Data for review:
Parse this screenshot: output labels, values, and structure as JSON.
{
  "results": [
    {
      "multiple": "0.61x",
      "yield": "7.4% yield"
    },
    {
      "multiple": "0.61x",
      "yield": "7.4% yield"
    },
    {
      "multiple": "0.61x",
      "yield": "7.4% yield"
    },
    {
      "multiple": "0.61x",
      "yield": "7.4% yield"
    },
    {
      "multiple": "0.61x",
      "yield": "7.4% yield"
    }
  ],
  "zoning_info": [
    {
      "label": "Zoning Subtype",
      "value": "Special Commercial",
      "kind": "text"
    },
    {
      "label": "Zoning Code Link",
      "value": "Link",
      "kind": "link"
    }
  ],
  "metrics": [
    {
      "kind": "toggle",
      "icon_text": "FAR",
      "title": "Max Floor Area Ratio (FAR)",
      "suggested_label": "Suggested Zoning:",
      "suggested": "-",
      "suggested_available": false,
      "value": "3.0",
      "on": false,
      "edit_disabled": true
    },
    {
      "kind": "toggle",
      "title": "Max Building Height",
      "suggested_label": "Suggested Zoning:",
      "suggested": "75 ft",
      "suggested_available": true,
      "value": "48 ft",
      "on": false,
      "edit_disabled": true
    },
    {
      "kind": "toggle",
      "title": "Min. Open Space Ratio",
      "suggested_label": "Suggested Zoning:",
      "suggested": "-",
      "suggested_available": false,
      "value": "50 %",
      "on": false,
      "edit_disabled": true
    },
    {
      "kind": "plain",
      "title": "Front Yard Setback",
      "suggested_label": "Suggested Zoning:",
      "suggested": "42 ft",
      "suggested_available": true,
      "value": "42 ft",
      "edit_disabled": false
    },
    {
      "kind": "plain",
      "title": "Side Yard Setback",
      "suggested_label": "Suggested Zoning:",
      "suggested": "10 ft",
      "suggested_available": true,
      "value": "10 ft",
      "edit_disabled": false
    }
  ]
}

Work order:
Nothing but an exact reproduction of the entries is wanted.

Written response:
Parse this screenshot: output labels, values, and structure as JSON.
{
  "results": [
    {
      "multiple": "0.61x",
      "yield": "7.4% yield"
    },
    {
      "multiple": "0.61x",
      "yield": "7.4% yield"
    },
    {
      "multiple": "0.61x",
      "yield": "7.4% yield"
    },
    {
      "multiple": "0.61x",
      "yield": "7.4% yield"
    },
    {
      "multiple": "0.61x",
      "yield": "7.4% yield"
    }
  ],
  "zoning_info": [
    {
      "label": "Zoning Subtype",
      "value": "Special Commercial",
      "kind": "text"
    },
    {
      "label": "Zoning Code Link",
      "value": "Link",
      "kind": "link"
    }
  ],
  "metrics": [
    {
      "kind": "toggle",
      "icon_text": "FAR",
      "title": "Max Floor Area Ratio (FAR)",
      "suggested_label": "Suggested Zoning:",
      "suggested": "-",
      "suggested_available": false,
      "value": "3.0",
      "on": false,
      "edit_disabled": true
    },
    {
      "kind": "toggle",
      "title": "Max Building Height",
      "suggested_label": "Suggested Zoning:",
      "suggested": "75 ft",
      "suggested_available": true,
      "value": "48 ft",
      "on": false,
      "edit_disabled": true
    },
    {
      "kind": "toggle",
      "title": "Min. Open Space Ratio",
      "suggested_label": "Suggested Zoning:",
      "suggested": "-",
      "suggested_available": false,
      "value": "50 %",
      "on": false,
      "edit_disabled": true
    },
    {
      "kind": "plain",
      "title": "Front Yard Setback",
      "suggested_label": "Suggested Zoning:",
      "suggested": "42 ft",
      "suggested_available": true,
      "value": "42 ft",
      "edit_disabled": false
    },
    {
      "kind": "plain",
      "title": "Side Yard Setback",
      "suggested_label": "Suggested Zoning:",
      "suggested": "10 ft",
      "suggested_available": true,
      "value": "10 ft",
      "edit_disabled": false
    }
  ]
}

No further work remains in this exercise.